“We’re seeing a lot of enthusiasm from a lot of mayors about local climate actions,” said David Glick, Menino Survey Co-Author and Associate Professor of Political Science at Boston University. “At the same time, we’re also seeing the realities that many mayors are constrained in various ways as only a subset of these enthusiastic mayors are embracing the full set of potentially controversial tools.”
Energy for cities and their residents is a key domain in which climate, economic, and social concerns intersect. Mayors are simultaneously concerned about both costs of current energy supplies and energy supplies’ impact on the environment: 57% cite rising costs as one of their top two energy concerns and 47% cite environmental impacts. Democrats and Republicans agree about cost concerns, but Democrats are much more concerned with environmental impacts, while Republicans worry more about keeping up with future demand.
“Mayors across the country are concerned about the threat of drought, extreme heat, and flooding on their cities. These climate related catastrophes have a disproportionate impact on low-income and marginalized communities,” said Gregory Johnson, Managing Director of the Equity & Economic Opportunity initiative at The Rockefeller Foundation. “The 2022 Menino Survey of Mayors on the climate crisis should act as a steppingstone to building a plan to address the crisis with the needs of marginalized communities in mind.”

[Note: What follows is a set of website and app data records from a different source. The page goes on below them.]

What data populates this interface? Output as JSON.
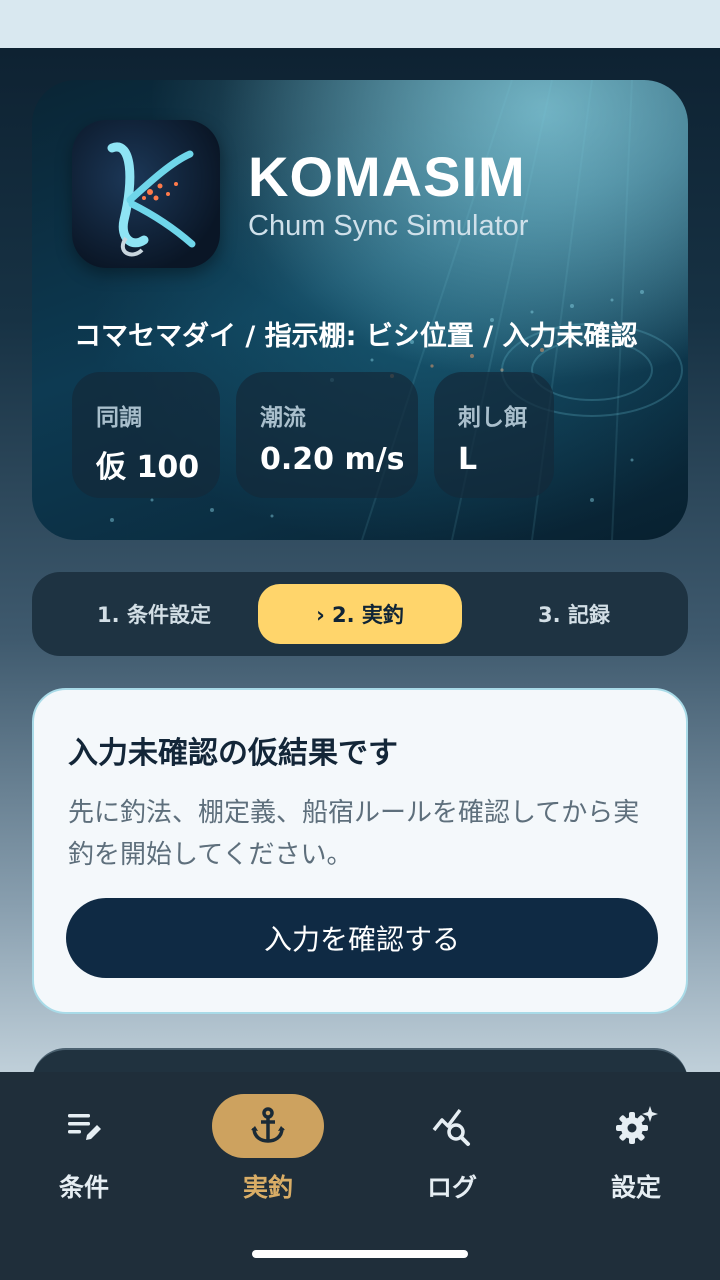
{
  "app": {
    "title": "KOMASIM",
    "subtitle": "Chum Sync Simulator"
  },
  "hero": {
    "condition": "コマセマダイ / 指示棚: ビシ位置 / 入力未確認",
    "stats": [
      {
        "label": "同調",
        "value": "仮 100"
      },
      {
        "label": "潮流",
        "value": "0.20 m/s"
      },
      {
        "label": "刺し餌",
        "value": "L"
      }
    ]
  },
  "steps": [
    {
      "label": "1. 条件設定",
      "active": false
    },
    {
      "label": "› 2. 実釣",
      "active": true
    },
    {
      "label": "3. 記録",
      "active": false
    }
  ],
  "notice": {
    "title": "入力未確認の仮結果です",
    "description": "先に釣法、棚定義、船宿ルールを確認してから実釣を開始してください。",
    "button_label": "入力を確認する"
  },
  "bottom_nav": [
    {
      "label": "条件",
      "icon": "edit-list-icon",
      "active": false
    },
    {
      "label": "実釣",
      "icon": "anchor-icon",
      "active": true
    },
    {
      "label": "ログ",
      "icon": "chart-search-icon",
      "active": false
    },
    {
      "label": "設定",
      "icon": "gear-sparkle-icon",
      "active": false
    }
  ],
  "colors": {
    "accent_yellow": "#ffd56b",
    "nav_active": "#cda25f",
    "primary_dark": "#0f2a44"
  }
}
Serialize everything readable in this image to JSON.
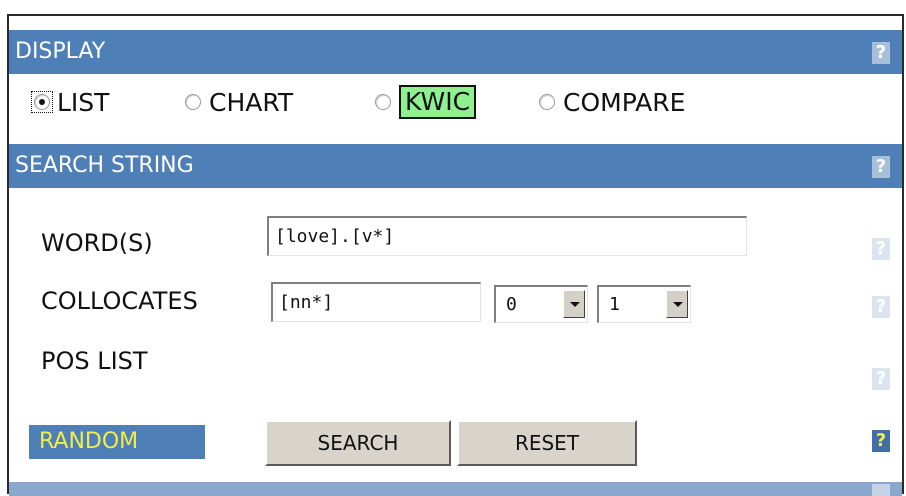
{
  "display": {
    "header": "DISPLAY",
    "help": "?",
    "options": [
      {
        "label": "LIST",
        "checked": true
      },
      {
        "label": "CHART",
        "checked": false
      },
      {
        "label": "KWIC",
        "checked": false,
        "highlight": "#8ef08e"
      },
      {
        "label": "COMPARE",
        "checked": false
      }
    ]
  },
  "search_string": {
    "header": "SEARCH STRING",
    "help": "?",
    "words_label": "WORD(S)",
    "words_value": "[love].[v*]",
    "collocates_label": "COLLOCATES",
    "collocates_value": "[nn*]",
    "collocates_left_span": "0",
    "collocates_right_span": "1",
    "pos_list_label": "POS LIST",
    "row_help": "?"
  },
  "actions": {
    "random_label": "RANDOM",
    "search_label": "SEARCH",
    "reset_label": "RESET",
    "help": "?"
  },
  "colors": {
    "header_bg": "#4e7fb6",
    "random_text": "#f1ee4a",
    "kwic_highlight": "#8ef08e"
  }
}
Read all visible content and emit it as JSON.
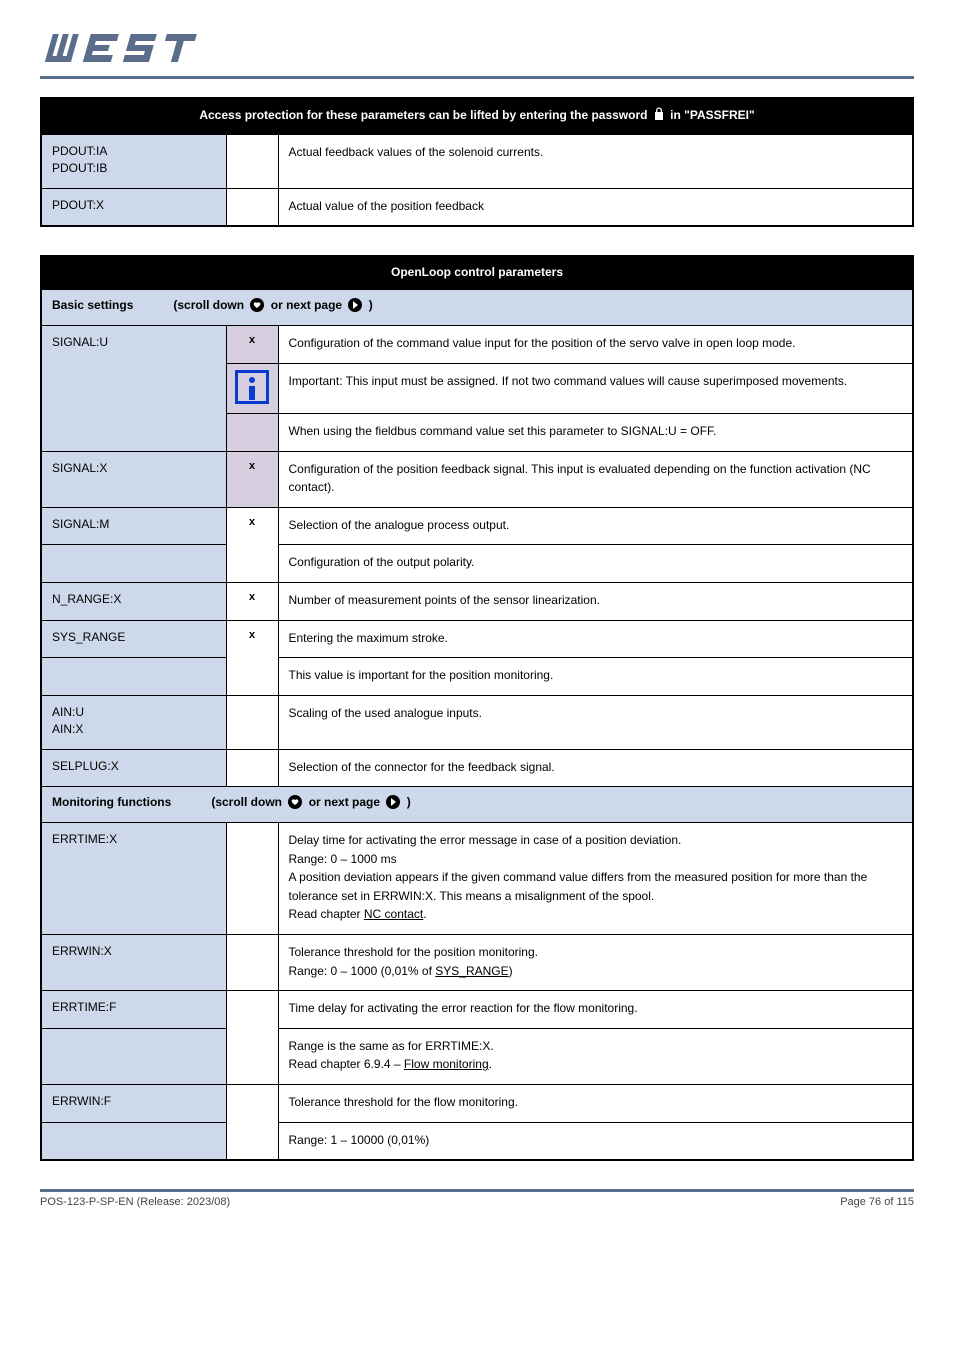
{
  "brand": "WEST",
  "footer": {
    "left": "POS-123-P-SP-EN (Release: 2023/08)",
    "right": "Page 76 of 115"
  },
  "icons": {
    "lock": "lock-icon",
    "heart": "heart-icon",
    "next": "next-icon"
  },
  "block1": {
    "header": "Access protection for these parameters can be lifted by entering the password in \"PASSFREI\"",
    "rows": [
      {
        "param": "PDOUT:IA\nPDOUT:IB",
        "code": "",
        "desc": "Actual feedback values of the solenoid currents."
      },
      {
        "param": "PDOUT:X",
        "code": "",
        "desc": "Actual value of the position feedback"
      }
    ]
  },
  "block2": {
    "header": "OpenLoop control parameters",
    "sub1": {
      "title": "Basic settings",
      "hint": "(scroll down     or next page    )",
      "rows": [
        {
          "param": "SIGNAL:U",
          "code": "x",
          "desc": "Configuration of the command value input for the position of the servo valve in open loop mode.",
          "info": "Important: This input must be assigned. If not two command values will cause superimposed movements.",
          "foot": "When using the fieldbus command value set this parameter to SIGNAL:U = OFF."
        },
        {
          "param": "SIGNAL:X",
          "code": "x",
          "desc": "Configuration of the position feedback signal. This input is evaluated depending on the function activation (NC contact)."
        },
        {
          "param": "SIGNAL:M",
          "code": "x",
          "desc": "Selection of the analogue process output."
        },
        {
          "param": "",
          "code": "",
          "desc": "Configuration of the output polarity.",
          "dashTop": true
        },
        {
          "param": "N_RANGE:X",
          "code": "x",
          "desc": "Number of measurement points of the sensor linearization."
        },
        {
          "param": "SYS_RANGE",
          "code": "x",
          "desc": "Entering the maximum stroke."
        },
        {
          "param": "",
          "code": "",
          "desc": "This value is important for the position monitoring.",
          "dashTop": true
        },
        {
          "param": "AIN:U\nAIN:X",
          "code": "",
          "desc": "Scaling of the used analogue inputs."
        },
        {
          "param": "SELPLUG:X",
          "code": "",
          "desc": "Selection of the connector for the feedback signal."
        }
      ]
    },
    "sub2": {
      "title": "Monitoring functions",
      "hint": "(scroll down     or next page    )",
      "rows": [
        {
          "param": "ERRTIME:X",
          "code": "",
          "desc": "Delay time for activating the error message in case of a position deviation.\nRange: 0 – 1000 ms\nA position deviation appears if the given command value differs from the measured position for more than the tolerance set in ERRWIN:X. This means a misalignment of the spool.\nRead chapter  NC contact ."
        },
        {
          "param": "ERRWIN:X",
          "code": "",
          "desc": "Tolerance threshold for the position monitoring.\nRange: 0 – 1000 (0,01% of SYS_RANGE)"
        },
        {
          "param": "ERRTIME:F",
          "code": "",
          "desc": "Time delay for activating the error reaction for the flow monitoring."
        },
        {
          "param": "",
          "code": "",
          "desc": "Range is the same as for ERRTIME:X.\nRead chapter 6.9.4 – Flow monitoring.",
          "dashTop": true
        },
        {
          "param": "ERRWIN:F",
          "code": "",
          "desc": "Tolerance threshold for the flow monitoring."
        },
        {
          "param": "",
          "code": "",
          "desc": "Range: 1 – 10000 (0,01%)",
          "dashTop": true
        }
      ]
    }
  }
}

Local decisions about climate change can require direct engagement with residents. However, mayors are almost perfectly divided about whether public meetings are informative or misleading. About half see public meetings as a “valuable source for learning about the views of the community,” while the other half say they mainly “provide information from a non-representative group and can be a misleading source of public views.” Mayors are also concerned about a wide range of types of disinformation that they hear from constituents. The most common response was related to conspiracy theories in general, followed by disinformation about Covid-19 and vaccines, policing (both under- and overfunding), and distrust of government in general.
The Menino Survey of Mayors, named after the late Mayor of Boston Thomas Menino and supported by The Rockefeller Foundation, is an annual project to understand the most pressing needs and policy priorities of America’s mayors from large and mid-size (over 75,000 residents) cities. In total, 118 mayors from 38 states were interviewed throughout the summer of 2022, providing a representative sample of mayors and cities nationally.
Additional findings from the 2022 Menino Survey – related to poverty and health and safety – will be released as a separate report in March.Read the Report
January 18, 2023: American City & County: Report: Regardless of party, mayors are united in concern about climate change — and what’s causing it
January 19, 2023: Axios: Mayors want to fight climate change, but fear losing their jobs
January 19, 2023: BU Today: US Mayors Address the Climate Crisis in New Report from BU’s Initiative on Cities
January 19, 2023: Smart Cities Dive: Nearly all US mayors worry about climate change’s local effects: report
January 22, 2023: Planetizen: Survey: Mayors Concerned About Direct Impacts of Climate Change
January 23, 2023: Energy News Network: A new road map for 100% clean electricity by 2035
January 24, 2023: Yahoo News: Most U.S. mayors don’t want to ban gas stoves, leaf blowers over climate change impact, survey finds